■ **Assignment**:
Scan the material for the word "title", and copy each line where it shows up.

■ **Supplied data**:
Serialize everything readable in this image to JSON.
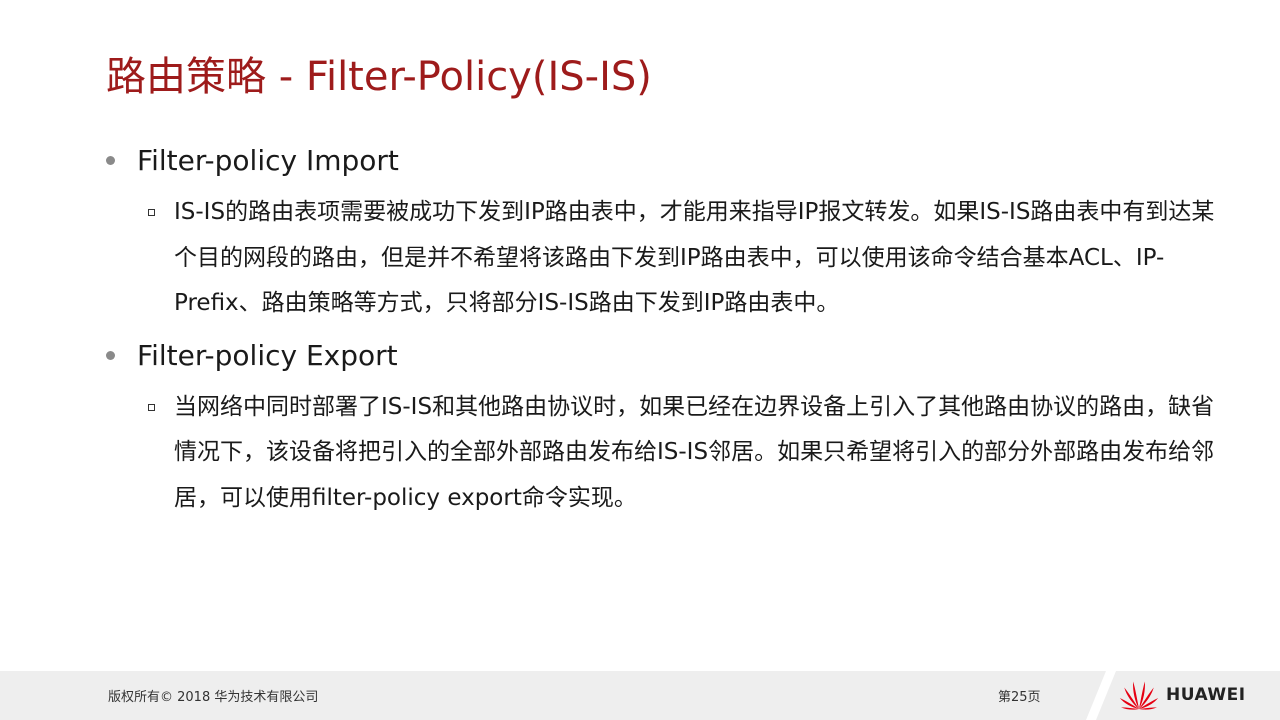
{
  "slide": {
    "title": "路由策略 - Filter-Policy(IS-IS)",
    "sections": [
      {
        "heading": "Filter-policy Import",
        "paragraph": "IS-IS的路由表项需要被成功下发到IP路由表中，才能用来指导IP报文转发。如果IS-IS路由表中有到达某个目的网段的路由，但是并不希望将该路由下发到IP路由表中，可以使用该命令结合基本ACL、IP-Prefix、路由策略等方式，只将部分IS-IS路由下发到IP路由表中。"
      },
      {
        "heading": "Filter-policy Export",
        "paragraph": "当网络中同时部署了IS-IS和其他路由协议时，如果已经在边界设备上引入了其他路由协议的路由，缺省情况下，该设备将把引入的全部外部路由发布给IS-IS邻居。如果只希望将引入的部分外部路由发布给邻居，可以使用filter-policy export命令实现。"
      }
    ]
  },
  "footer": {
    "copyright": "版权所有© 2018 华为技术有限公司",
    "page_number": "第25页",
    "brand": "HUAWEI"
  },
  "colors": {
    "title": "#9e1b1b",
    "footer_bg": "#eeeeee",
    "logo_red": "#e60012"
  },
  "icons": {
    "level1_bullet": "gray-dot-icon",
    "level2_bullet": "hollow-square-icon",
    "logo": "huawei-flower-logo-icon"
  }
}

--

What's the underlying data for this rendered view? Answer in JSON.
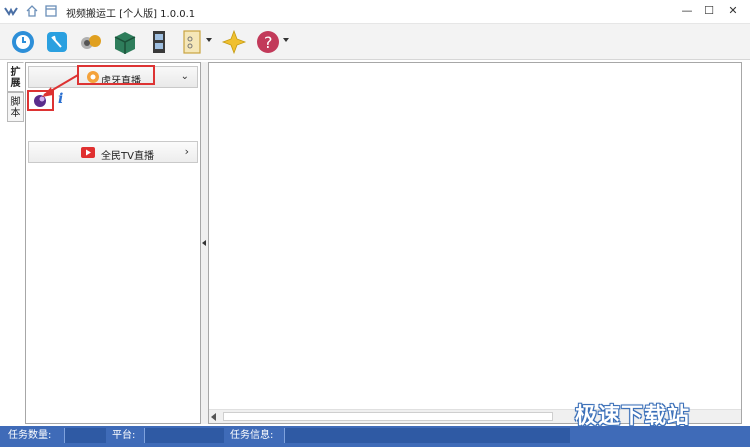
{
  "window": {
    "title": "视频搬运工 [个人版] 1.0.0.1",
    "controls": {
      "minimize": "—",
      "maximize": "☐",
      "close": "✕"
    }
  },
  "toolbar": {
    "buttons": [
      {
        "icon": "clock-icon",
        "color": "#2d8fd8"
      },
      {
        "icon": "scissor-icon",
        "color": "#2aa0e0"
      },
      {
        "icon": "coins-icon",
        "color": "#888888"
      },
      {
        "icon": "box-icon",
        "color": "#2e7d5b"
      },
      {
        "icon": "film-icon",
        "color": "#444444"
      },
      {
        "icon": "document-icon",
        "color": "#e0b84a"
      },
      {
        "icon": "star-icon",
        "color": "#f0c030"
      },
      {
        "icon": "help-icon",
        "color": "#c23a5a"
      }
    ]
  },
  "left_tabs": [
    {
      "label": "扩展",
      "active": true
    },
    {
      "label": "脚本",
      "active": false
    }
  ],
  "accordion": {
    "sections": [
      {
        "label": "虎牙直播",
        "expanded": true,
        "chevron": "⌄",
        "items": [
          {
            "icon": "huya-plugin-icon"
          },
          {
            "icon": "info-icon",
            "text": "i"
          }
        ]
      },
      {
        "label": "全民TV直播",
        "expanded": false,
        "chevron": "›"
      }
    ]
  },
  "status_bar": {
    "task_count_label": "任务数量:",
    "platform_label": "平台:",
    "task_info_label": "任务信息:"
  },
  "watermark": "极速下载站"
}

■ **Written response**:
    "title": "路由策略 - Filter-Policy(IS-IS)",
    "title": "#9e1b1b",
    "title": "视频搬运工 [个人版] 1.0.0.1",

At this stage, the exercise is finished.